## Exercise:
Check each line below for the word "screenshot". How many have it? Answer with the number only.

## Information:

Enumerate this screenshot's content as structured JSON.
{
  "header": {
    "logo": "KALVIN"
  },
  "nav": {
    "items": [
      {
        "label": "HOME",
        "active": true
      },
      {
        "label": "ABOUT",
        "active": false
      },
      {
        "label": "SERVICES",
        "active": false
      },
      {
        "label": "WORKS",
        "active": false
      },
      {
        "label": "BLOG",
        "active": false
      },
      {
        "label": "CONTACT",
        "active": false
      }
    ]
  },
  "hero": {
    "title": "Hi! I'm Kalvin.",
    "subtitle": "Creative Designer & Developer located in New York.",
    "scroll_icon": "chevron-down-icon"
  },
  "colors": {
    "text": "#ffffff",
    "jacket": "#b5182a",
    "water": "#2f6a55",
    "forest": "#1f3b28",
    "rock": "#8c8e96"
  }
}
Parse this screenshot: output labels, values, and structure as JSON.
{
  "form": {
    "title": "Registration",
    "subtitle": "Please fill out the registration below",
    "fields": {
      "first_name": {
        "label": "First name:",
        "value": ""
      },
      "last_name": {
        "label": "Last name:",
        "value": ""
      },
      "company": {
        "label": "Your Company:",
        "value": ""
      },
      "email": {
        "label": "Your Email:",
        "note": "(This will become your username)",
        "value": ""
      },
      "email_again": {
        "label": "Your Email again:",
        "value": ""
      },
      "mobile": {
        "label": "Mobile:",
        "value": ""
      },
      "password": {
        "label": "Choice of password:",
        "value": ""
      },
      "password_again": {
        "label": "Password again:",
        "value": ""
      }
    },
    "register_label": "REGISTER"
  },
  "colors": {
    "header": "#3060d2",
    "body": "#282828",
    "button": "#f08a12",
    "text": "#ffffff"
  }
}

## Task solution:
2